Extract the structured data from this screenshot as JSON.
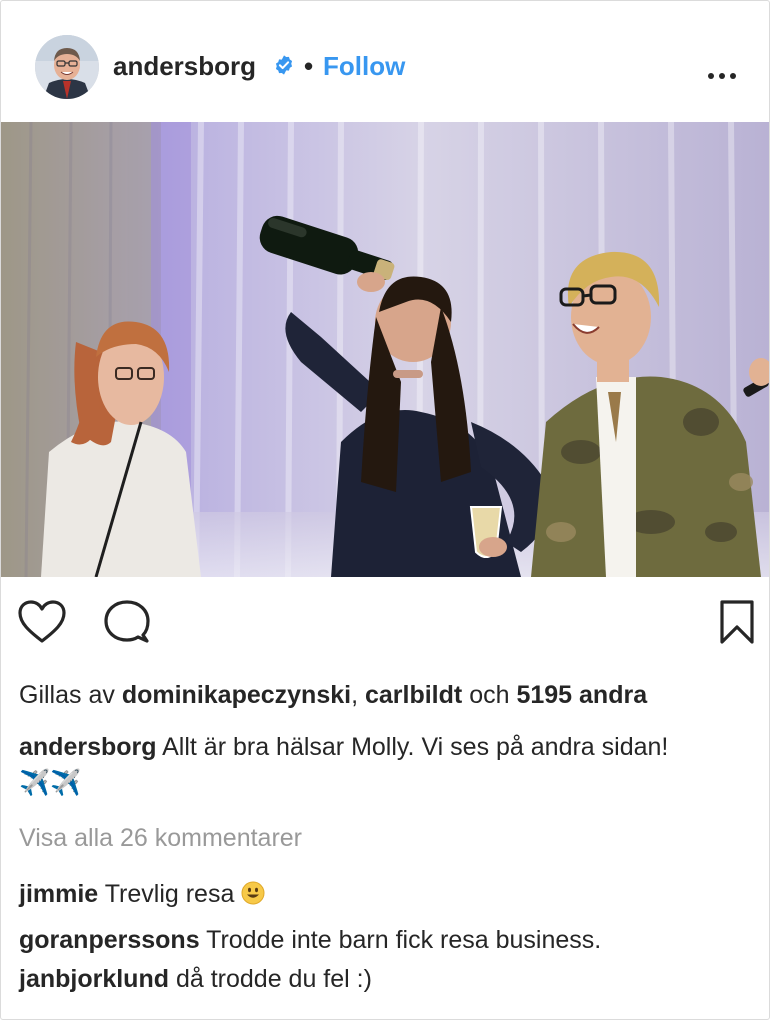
{
  "post": {
    "username": "andersborg",
    "follow_separator": "•",
    "follow_label": "Follow",
    "verified_icon": "verified-badge-icon",
    "more_icon": "more-options-icon",
    "photo_alt": "Party photo",
    "likes": {
      "prefix": "Gillas av",
      "user1": "dominikapeczynski",
      "sep": ",",
      "user2": "carlbildt",
      "connector": "och",
      "others": "5195 andra"
    },
    "caption": {
      "username": "andersborg",
      "text": "Allt är bra hälsar Molly. Vi ses på andra sidan!",
      "emoji": "✈️✈️"
    },
    "view_all_comments": "Visa alla 26 kommentarer",
    "comments": [
      {
        "username": "jimmie",
        "text": "Trevlig resa"
      },
      {
        "username": "goranperssons",
        "text": "Trodde inte barn fick resa business."
      },
      {
        "username": "janbjorklund",
        "text": "då trodde du fel :)"
      }
    ],
    "colors": {
      "link": "#3897f0",
      "text": "#262626",
      "muted": "#999999",
      "border": "#dbdbdb"
    }
  }
}
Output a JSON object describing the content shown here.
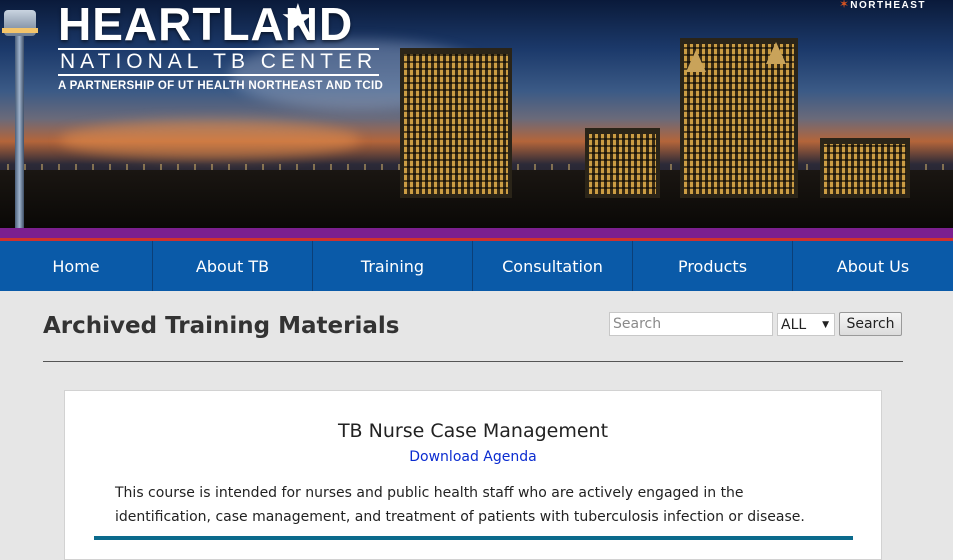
{
  "banner": {
    "logo_title": "HEARTLAND",
    "logo_subtitle": "NATIONAL TB CENTER",
    "logo_tagline": "A PARTNERSHIP OF UT HEALTH NORTHEAST AND TCID",
    "partner_text": "NORTHEAST",
    "star_icon": "star-icon"
  },
  "nav": {
    "items": [
      {
        "label": "Home"
      },
      {
        "label": "About TB"
      },
      {
        "label": "Training"
      },
      {
        "label": "Consultation"
      },
      {
        "label": "Products"
      },
      {
        "label": "About Us"
      }
    ]
  },
  "page": {
    "title": "Archived Training Materials"
  },
  "search": {
    "placeholder": "Search",
    "value": "",
    "scope_selected": "ALL",
    "button_label": "Search"
  },
  "course": {
    "title": "TB Nurse Case Management",
    "link_label": "Download Agenda",
    "description": "This course is intended for nurses and public health staff who are actively engaged in the identification, case management, and treatment of patients with tuberculosis infection or disease."
  },
  "colors": {
    "nav_bg": "#0a5aa8",
    "stripe_purple": "#7b1f8f",
    "stripe_red": "#d0312d",
    "link": "#0a2bd0",
    "card_rule": "#0b6a8c"
  }
}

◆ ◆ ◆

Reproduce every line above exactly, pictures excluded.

→ **Task solution**
Extract the structured data from this screenshot as JSON.
{
  "post": {
    "username": "andersborg",
    "follow_separator": "•",
    "follow_label": "Follow",
    "verified_icon": "verified-badge-icon",
    "more_icon": "more-options-icon",
    "photo_alt": "Party photo",
    "likes": {
      "prefix": "Gillas av",
      "user1": "dominikapeczynski",
      "sep": ",",
      "user2": "carlbildt",
      "connector": "och",
      "others": "5195 andra"
    },
    "caption": {
      "username": "andersborg",
      "text": "Allt är bra hälsar Molly. Vi ses på andra sidan!",
      "emoji": "✈️✈️"
    },
    "view_all_comments": "Visa alla 26 kommentarer",
    "comments": [
      {
        "username": "jimmie",
        "text": "Trevlig resa"
      },
      {
        "username": "goranperssons",
        "text": "Trodde inte barn fick resa business."
      },
      {
        "username": "janbjorklund",
        "text": "då trodde du fel :)"
      }
    ],
    "colors": {
      "link": "#3897f0",
      "text": "#262626",
      "muted": "#999999",
      "border": "#dbdbdb"
    }
  }
}
Output a JSON object describing the content shown here.
{
  "banner": {
    "logo_title": "HEARTLAND",
    "logo_subtitle": "NATIONAL TB CENTER",
    "logo_tagline": "A PARTNERSHIP OF UT HEALTH NORTHEAST AND TCID",
    "partner_text": "NORTHEAST",
    "star_icon": "star-icon"
  },
  "nav": {
    "items": [
      {
        "label": "Home"
      },
      {
        "label": "About TB"
      },
      {
        "label": "Training"
      },
      {
        "label": "Consultation"
      },
      {
        "label": "Products"
      },
      {
        "label": "About Us"
      }
    ]
  },
  "page": {
    "title": "Archived Training Materials"
  },
  "search": {
    "placeholder": "Search",
    "value": "",
    "scope_selected": "ALL",
    "button_label": "Search"
  },
  "course": {
    "title": "TB Nurse Case Management",
    "link_label": "Download Agenda",
    "description": "This course is intended for nurses and public health staff who are actively engaged in the identification, case management, and treatment of patients with tuberculosis infection or disease."
  },
  "colors": {
    "nav_bg": "#0a5aa8",
    "stripe_purple": "#7b1f8f",
    "stripe_red": "#d0312d",
    "link": "#0a2bd0",
    "card_rule": "#0b6a8c"
  }
}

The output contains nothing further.